** WHAT IS EXPECTED **
All the entries need to be duplicated exactly, with the pictures omitted.

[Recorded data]

────────────────────────────────────────

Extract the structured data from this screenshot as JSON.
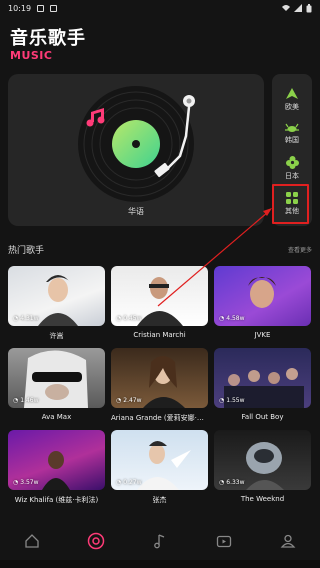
{
  "status": {
    "time": "10:19"
  },
  "header": {
    "title": "音乐歌手",
    "subtitle": "MUSIC"
  },
  "feature": {
    "label": "华语"
  },
  "regions": [
    {
      "label": "欧美",
      "icon": "arrow-up-icon"
    },
    {
      "label": "韩国",
      "icon": "crab-icon"
    },
    {
      "label": "日本",
      "icon": "flower-icon"
    },
    {
      "label": "其他",
      "icon": "grid-icon"
    }
  ],
  "section": {
    "title": "热门歌手",
    "more": "查看更多"
  },
  "artists": [
    {
      "name": "许嵩",
      "plays": "4.31w"
    },
    {
      "name": "Cristian Marchi",
      "plays": "0.45w"
    },
    {
      "name": "JVKE",
      "plays": "4.58w"
    },
    {
      "name": "Ava Max",
      "plays": "1.46w"
    },
    {
      "name": "Ariana Grande (爱莉安娜·格...",
      "plays": "2.47w"
    },
    {
      "name": "Fall Out Boy",
      "plays": "1.55w"
    },
    {
      "name": "Wiz Khalifa (维兹·卡利法)",
      "plays": "3.57w"
    },
    {
      "name": "张杰",
      "plays": "0.27w"
    },
    {
      "name": "The Weeknd",
      "plays": "6.33w"
    }
  ],
  "nav": [
    "home-icon",
    "disc-icon",
    "music-note-icon",
    "video-icon",
    "profile-icon"
  ],
  "colors": {
    "accent": "#ff3b78",
    "highlight": "#e02020",
    "region_icon": "#8bd14a"
  }
}
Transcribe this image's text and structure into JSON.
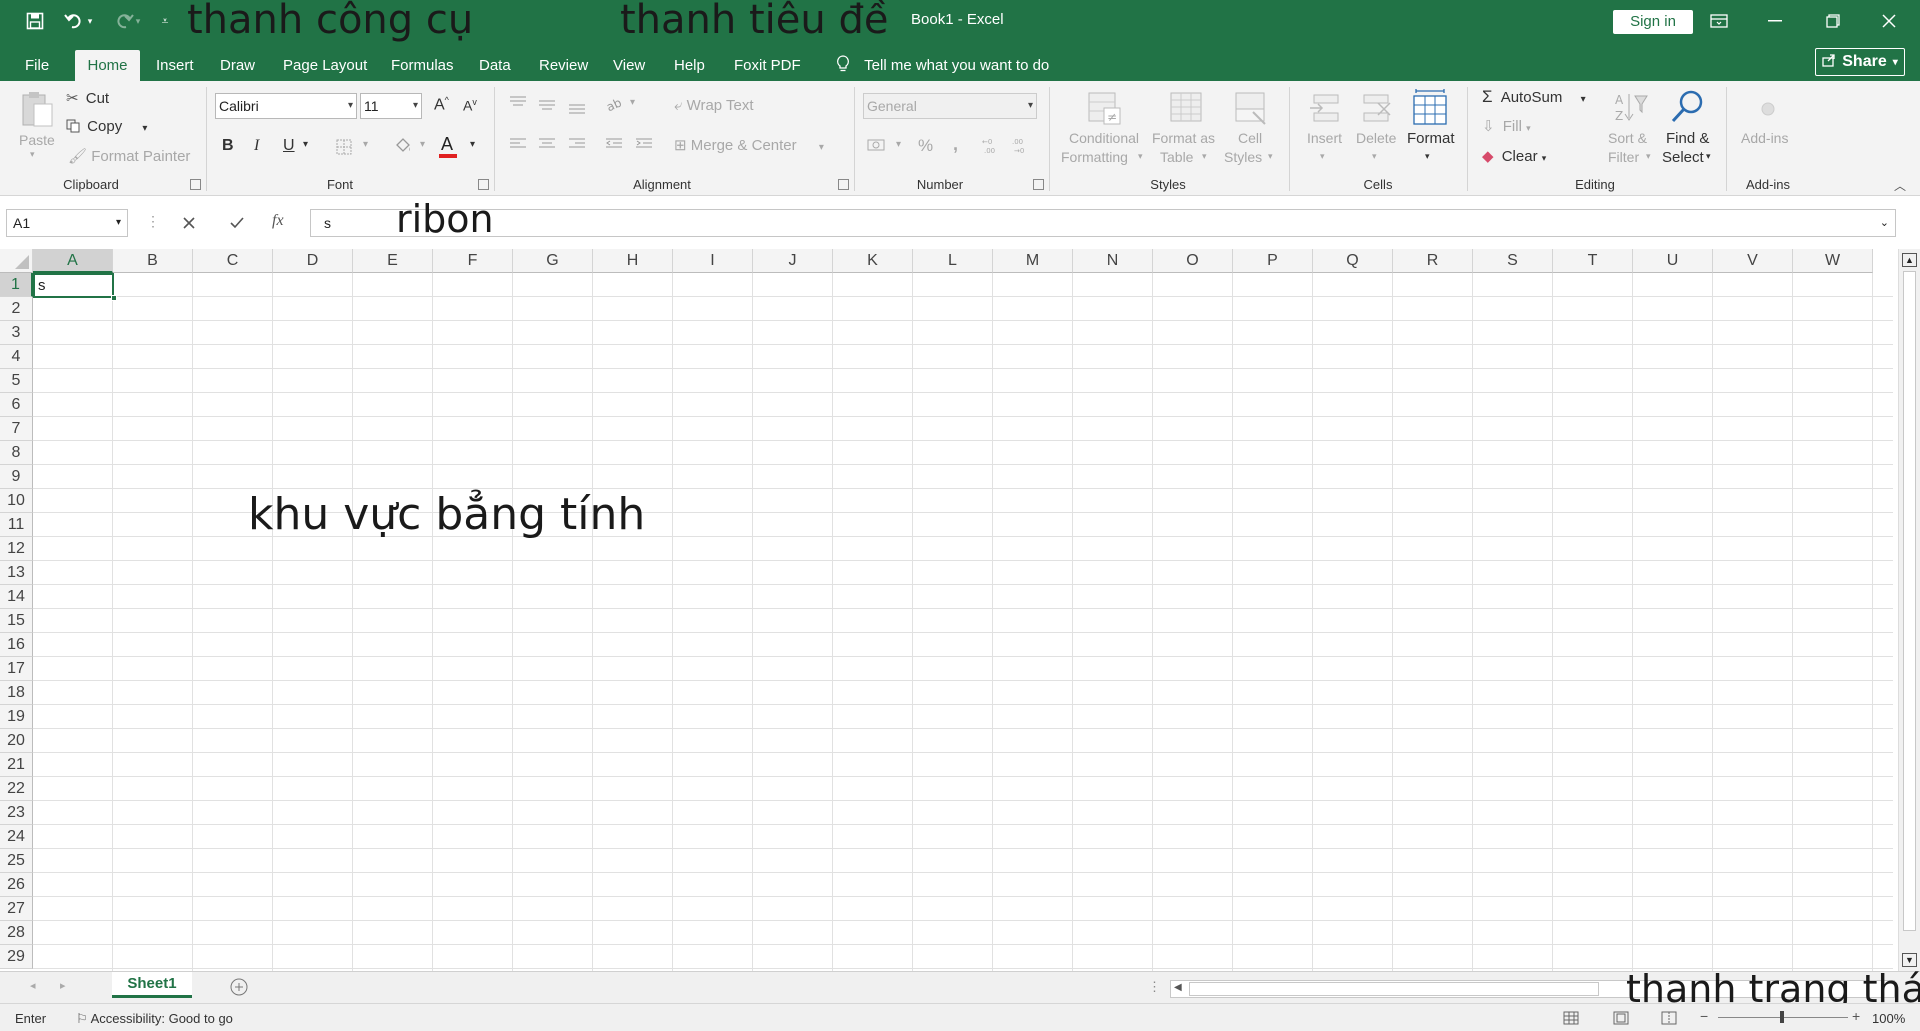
{
  "annotations": {
    "toolbar": "thanh công cụ",
    "titlebar": "thanh tiêu đề",
    "ribbon": "ribon",
    "sheet_area": "khu vực bẳng tính",
    "statusbar": "thanh trạng thái"
  },
  "title": {
    "text": "Book1  -  Excel",
    "sign_in": "Sign in"
  },
  "tabs": [
    "File",
    "Home",
    "Insert",
    "Draw",
    "Page Layout",
    "Formulas",
    "Data",
    "Review",
    "View",
    "Help",
    "Foxit PDF"
  ],
  "tell_me": "Tell me what you want to do",
  "share": "Share",
  "ribbon": {
    "clipboard": {
      "paste": "Paste",
      "cut": "Cut",
      "copy": "Copy",
      "format_painter": "Format Painter",
      "label": "Clipboard"
    },
    "font": {
      "name": "Calibri",
      "size": "11",
      "label": "Font",
      "bold": "B",
      "italic": "I",
      "underline": "U",
      "grow": "A",
      "shrink": "A",
      "color_letter": "A"
    },
    "alignment": {
      "wrap_text": "Wrap Text",
      "merge_center": "Merge & Center",
      "label": "Alignment"
    },
    "number": {
      "format": "General",
      "percent": "%",
      "comma": ",",
      "label": "Number"
    },
    "styles": {
      "conditional_1": "Conditional",
      "conditional_2": "Formatting",
      "format_table_1": "Format as",
      "format_table_2": "Table",
      "cell_styles_1": "Cell",
      "cell_styles_2": "Styles",
      "label": "Styles"
    },
    "cells": {
      "insert": "Insert",
      "delete": "Delete",
      "format": "Format",
      "label": "Cells"
    },
    "editing": {
      "autosum": "AutoSum",
      "fill": "Fill",
      "clear": "Clear",
      "sort_1": "Sort &",
      "sort_2": "Filter",
      "find_1": "Find &",
      "find_2": "Select",
      "label": "Editing"
    },
    "addins": {
      "addins": "Add-ins",
      "label": "Add-ins"
    }
  },
  "formula_bar": {
    "name_box": "A1",
    "fx": "fx",
    "value": "s"
  },
  "columns": [
    "A",
    "B",
    "C",
    "D",
    "E",
    "F",
    "G",
    "H",
    "I",
    "J",
    "K",
    "L",
    "M",
    "N",
    "O",
    "P",
    "Q",
    "R",
    "S",
    "T",
    "U",
    "V",
    "W"
  ],
  "rows": [
    "1",
    "2",
    "3",
    "4",
    "5",
    "6",
    "7",
    "8",
    "9",
    "10",
    "11",
    "12",
    "13",
    "14",
    "15",
    "16",
    "17",
    "18",
    "19",
    "20",
    "21",
    "22",
    "23",
    "24",
    "25",
    "26",
    "27",
    "28",
    "29"
  ],
  "active_cell_value": "s",
  "sheets": [
    "Sheet1"
  ],
  "status": {
    "mode": "Enter",
    "accessibility": "Accessibility: Good to go",
    "zoom": "100%"
  },
  "colors": {
    "accent": "#217346"
  }
}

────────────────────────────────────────

** SOLVED EXERCISE **
Extract the structured data from this screenshot as JSON.
{
  "status": {
    "time": "10:19"
  },
  "header": {
    "title": "音乐歌手",
    "subtitle": "MUSIC"
  },
  "feature": {
    "label": "华语"
  },
  "regions": [
    {
      "label": "欧美",
      "icon": "arrow-up-icon"
    },
    {
      "label": "韩国",
      "icon": "crab-icon"
    },
    {
      "label": "日本",
      "icon": "flower-icon"
    },
    {
      "label": "其他",
      "icon": "grid-icon"
    }
  ],
  "section": {
    "title": "热门歌手",
    "more": "查看更多"
  },
  "artists": [
    {
      "name": "许嵩",
      "plays": "4.31w"
    },
    {
      "name": "Cristian Marchi",
      "plays": "0.45w"
    },
    {
      "name": "JVKE",
      "plays": "4.58w"
    },
    {
      "name": "Ava Max",
      "plays": "1.46w"
    },
    {
      "name": "Ariana Grande (爱莉安娜·格...",
      "plays": "2.47w"
    },
    {
      "name": "Fall Out Boy",
      "plays": "1.55w"
    },
    {
      "name": "Wiz Khalifa (维兹·卡利法)",
      "plays": "3.57w"
    },
    {
      "name": "张杰",
      "plays": "0.27w"
    },
    {
      "name": "The Weeknd",
      "plays": "6.33w"
    }
  ],
  "nav": [
    "home-icon",
    "disc-icon",
    "music-note-icon",
    "video-icon",
    "profile-icon"
  ],
  "colors": {
    "accent": "#ff3b78",
    "highlight": "#e02020",
    "region_icon": "#8bd14a"
  }
}
Transcribe this image's text and structure into JSON.
{
  "annotations": {
    "toolbar": "thanh công cụ",
    "titlebar": "thanh tiêu đề",
    "ribbon": "ribon",
    "sheet_area": "khu vực bẳng tính",
    "statusbar": "thanh trạng thái"
  },
  "title": {
    "text": "Book1  -  Excel",
    "sign_in": "Sign in"
  },
  "tabs": [
    "File",
    "Home",
    "Insert",
    "Draw",
    "Page Layout",
    "Formulas",
    "Data",
    "Review",
    "View",
    "Help",
    "Foxit PDF"
  ],
  "tell_me": "Tell me what you want to do",
  "share": "Share",
  "ribbon": {
    "clipboard": {
      "paste": "Paste",
      "cut": "Cut",
      "copy": "Copy",
      "format_painter": "Format Painter",
      "label": "Clipboard"
    },
    "font": {
      "name": "Calibri",
      "size": "11",
      "label": "Font",
      "bold": "B",
      "italic": "I",
      "underline": "U",
      "grow": "A",
      "shrink": "A",
      "color_letter": "A"
    },
    "alignment": {
      "wrap_text": "Wrap Text",
      "merge_center": "Merge & Center",
      "label": "Alignment"
    },
    "number": {
      "format": "General",
      "percent": "%",
      "comma": ",",
      "label": "Number"
    },
    "styles": {
      "conditional_1": "Conditional",
      "conditional_2": "Formatting",
      "format_table_1": "Format as",
      "format_table_2": "Table",
      "cell_styles_1": "Cell",
      "cell_styles_2": "Styles",
      "label": "Styles"
    },
    "cells": {
      "insert": "Insert",
      "delete": "Delete",
      "format": "Format",
      "label": "Cells"
    },
    "editing": {
      "autosum": "AutoSum",
      "fill": "Fill",
      "clear": "Clear",
      "sort_1": "Sort &",
      "sort_2": "Filter",
      "find_1": "Find &",
      "find_2": "Select",
      "label": "Editing"
    },
    "addins": {
      "addins": "Add-ins",
      "label": "Add-ins"
    }
  },
  "formula_bar": {
    "name_box": "A1",
    "fx": "fx",
    "value": "s"
  },
  "columns": [
    "A",
    "B",
    "C",
    "D",
    "E",
    "F",
    "G",
    "H",
    "I",
    "J",
    "K",
    "L",
    "M",
    "N",
    "O",
    "P",
    "Q",
    "R",
    "S",
    "T",
    "U",
    "V",
    "W"
  ],
  "rows": [
    "1",
    "2",
    "3",
    "4",
    "5",
    "6",
    "7",
    "8",
    "9",
    "10",
    "11",
    "12",
    "13",
    "14",
    "15",
    "16",
    "17",
    "18",
    "19",
    "20",
    "21",
    "22",
    "23",
    "24",
    "25",
    "26",
    "27",
    "28",
    "29"
  ],
  "active_cell_value": "s",
  "sheets": [
    "Sheet1"
  ],
  "status": {
    "mode": "Enter",
    "accessibility": "Accessibility: Good to go",
    "zoom": "100%"
  },
  "colors": {
    "accent": "#217346"
  }
}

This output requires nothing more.